Common ground teaching farm in Mount Hope may look like an oversized backyard garden but it’s actually growing enough to feed 50 families. It uses a concept called community shared agriculture, or CSA. The farms sell shares at the beginning of their growing season to cover overhead planting costs.
For farmer Mike Mikulak, it’s kind of like an insurance policy. “By buying a CSA we can plan for the season. We can buy what we need to buy in the beginning because you’re putting up the money right at the beginning of the season.” Share holders help shoulder the risk that comes with unpredictable weather and pests. “In a good year, you’ll get a really big share. In a bad year you might get a slightly smaller share.”
Each CSA has its own methods, but most work similarly to common ground. For a basic share you pay $450 up front and with that money the farm plants enough fruit and vegetables to feed its shareholders for a 16 week season. Then once a week a bicycle courier will deliver a box of veggies straight to your front door.

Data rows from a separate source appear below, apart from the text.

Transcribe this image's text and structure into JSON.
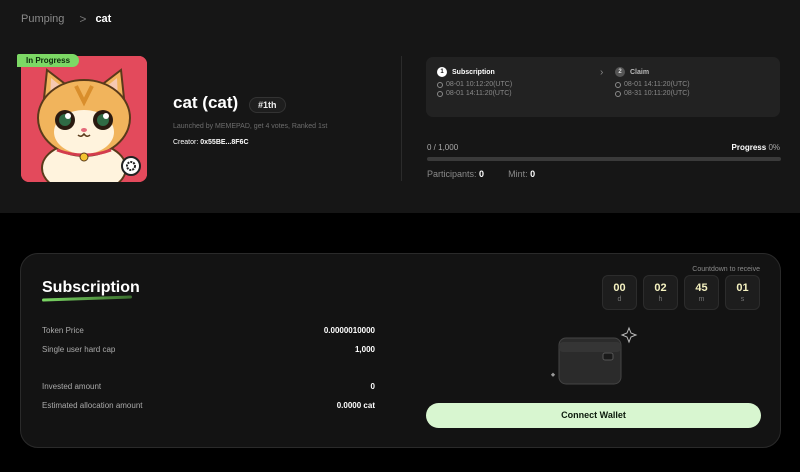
{
  "breadcrumb": {
    "parent": "Pumping",
    "separator": ">",
    "current": "cat"
  },
  "token": {
    "status_badge": "In Progress",
    "title": "cat (cat)",
    "rank": "#1th",
    "launched_text": "Launched by MEMEPAD, get 4 votes, Ranked 1st",
    "creator_label": "Creator:",
    "creator_address": "0x55BE...8F6C"
  },
  "steps": [
    {
      "num": "1",
      "label": "Subscription",
      "start": "08-01 10:12:20(UTC)",
      "end": "08-01 14:11:20(UTC)",
      "active": true
    },
    {
      "num": "2",
      "label": "Claim",
      "start": "08-01 14:11:20(UTC)",
      "end": "08-31 10:11:20(UTC)",
      "active": false
    }
  ],
  "progress": {
    "amount_text": "0 / 1,000",
    "label": "Progress",
    "percent_text": "0%",
    "percent": 0,
    "participants_label": "Participants:",
    "participants": "0",
    "mint_label": "Mint:",
    "mint": "0"
  },
  "subscription": {
    "title": "Subscription",
    "countdown_label": "Countdown to receive",
    "countdown": [
      {
        "value": "00",
        "unit": "d"
      },
      {
        "value": "02",
        "unit": "h"
      },
      {
        "value": "45",
        "unit": "m"
      },
      {
        "value": "01",
        "unit": "s"
      }
    ],
    "rows": [
      {
        "key": "Token Price",
        "value": "0.0000010000"
      },
      {
        "key": "Single user hard cap",
        "value": "1,000"
      },
      {
        "key": "Invested amount",
        "value": "0"
      },
      {
        "key": "Estimated allocation amount",
        "value": "0.0000 cat"
      }
    ],
    "connect_label": "Connect Wallet"
  },
  "colors": {
    "accent": "#7cd865",
    "avatar_bg": "#e34a5c",
    "button_bg": "#d8f6d0",
    "countdown_text": "#f4f1c0"
  },
  "icons": [
    "chevron-right-icon",
    "clock-icon",
    "wallet-illustration",
    "sparkle-icon"
  ]
}
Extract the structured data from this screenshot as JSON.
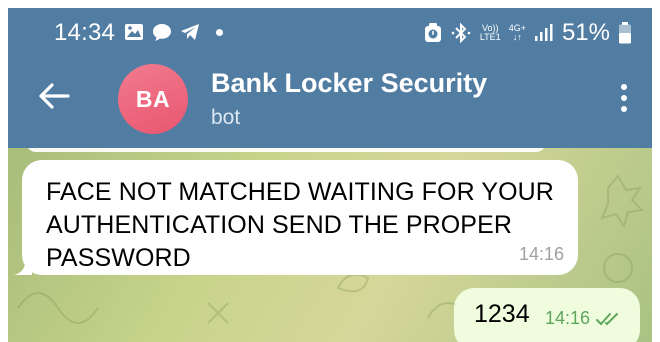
{
  "status_bar": {
    "time": "14:34",
    "volte_line1": "Vo))",
    "volte_line2": "LTE1",
    "network_line1": "4G+",
    "network_line2": "↓↑",
    "battery_percent": "51%",
    "left_icons": [
      "image-icon",
      "chat-bubble-icon",
      "telegram-send-icon",
      "dot-icon"
    ],
    "right_icons": [
      "alarm-lock-icon",
      "bluetooth-icon",
      "volte-icon",
      "4g-icon",
      "signal-icon",
      "battery-icon"
    ]
  },
  "header": {
    "avatar_initials": "BA",
    "title": "Bank Locker Security",
    "subtitle": "bot",
    "background_color": "#527da3",
    "avatar_color": "#e8566f"
  },
  "messages": [
    {
      "direction": "incoming",
      "text": "FACE NOT MATCHED WAITING FOR YOUR AUTHENTICATION SEND THE PROPER PASSWORD",
      "time": "14:16"
    },
    {
      "direction": "outgoing",
      "text": "1234",
      "time": "14:16",
      "status": "read-double-check"
    }
  ]
}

Jen Kellner Benton and her husband bought a share last year and were surprised by how much produce they got. “We actually found that we had a hard time going through all of it so we ended up sharing with other people.” A scant season means slightly smaller shares but a bumper crop means veggies up to your ears. As an investor your return follows the ebb and flow of farming.